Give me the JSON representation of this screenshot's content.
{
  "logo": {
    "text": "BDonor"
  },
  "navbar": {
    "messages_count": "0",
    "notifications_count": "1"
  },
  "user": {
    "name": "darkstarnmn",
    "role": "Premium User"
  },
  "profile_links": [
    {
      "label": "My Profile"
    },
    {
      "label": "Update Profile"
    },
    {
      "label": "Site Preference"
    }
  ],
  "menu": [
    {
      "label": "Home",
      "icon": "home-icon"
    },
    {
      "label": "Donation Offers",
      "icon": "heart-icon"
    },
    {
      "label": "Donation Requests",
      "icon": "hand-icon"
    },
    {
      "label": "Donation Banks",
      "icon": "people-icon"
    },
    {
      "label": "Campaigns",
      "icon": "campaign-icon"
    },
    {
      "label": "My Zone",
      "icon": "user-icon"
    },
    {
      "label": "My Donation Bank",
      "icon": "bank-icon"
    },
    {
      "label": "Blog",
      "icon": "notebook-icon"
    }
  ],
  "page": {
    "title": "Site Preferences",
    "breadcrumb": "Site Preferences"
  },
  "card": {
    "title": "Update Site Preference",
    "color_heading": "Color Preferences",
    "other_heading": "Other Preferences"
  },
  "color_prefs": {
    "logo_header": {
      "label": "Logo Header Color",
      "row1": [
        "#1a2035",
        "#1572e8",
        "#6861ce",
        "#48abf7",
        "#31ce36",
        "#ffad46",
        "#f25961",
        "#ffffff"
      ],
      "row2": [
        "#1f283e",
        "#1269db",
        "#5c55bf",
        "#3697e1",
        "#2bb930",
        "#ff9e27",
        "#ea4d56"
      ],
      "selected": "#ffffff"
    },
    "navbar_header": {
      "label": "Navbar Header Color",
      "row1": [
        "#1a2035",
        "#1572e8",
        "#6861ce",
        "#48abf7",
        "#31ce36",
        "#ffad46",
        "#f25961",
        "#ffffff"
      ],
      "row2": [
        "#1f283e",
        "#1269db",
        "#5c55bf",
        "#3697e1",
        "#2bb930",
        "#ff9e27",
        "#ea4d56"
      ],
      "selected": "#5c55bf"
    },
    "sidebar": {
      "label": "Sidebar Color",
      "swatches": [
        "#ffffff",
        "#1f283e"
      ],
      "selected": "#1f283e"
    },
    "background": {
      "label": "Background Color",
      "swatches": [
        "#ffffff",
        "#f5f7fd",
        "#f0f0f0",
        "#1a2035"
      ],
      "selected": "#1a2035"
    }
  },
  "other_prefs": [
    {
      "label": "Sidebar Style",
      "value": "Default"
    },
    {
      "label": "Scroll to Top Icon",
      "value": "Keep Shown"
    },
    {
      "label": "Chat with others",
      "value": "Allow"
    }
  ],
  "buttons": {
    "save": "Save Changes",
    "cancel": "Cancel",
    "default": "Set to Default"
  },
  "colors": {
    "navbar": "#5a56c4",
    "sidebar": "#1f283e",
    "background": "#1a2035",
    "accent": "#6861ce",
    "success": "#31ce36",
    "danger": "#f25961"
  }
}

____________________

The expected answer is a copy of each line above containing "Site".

### WORKED SOLUTION
      "label": "Site Preference"
    "title": "Site Preferences",
    "breadcrumb": "Site Preferences"
    "title": "Update Site Preference",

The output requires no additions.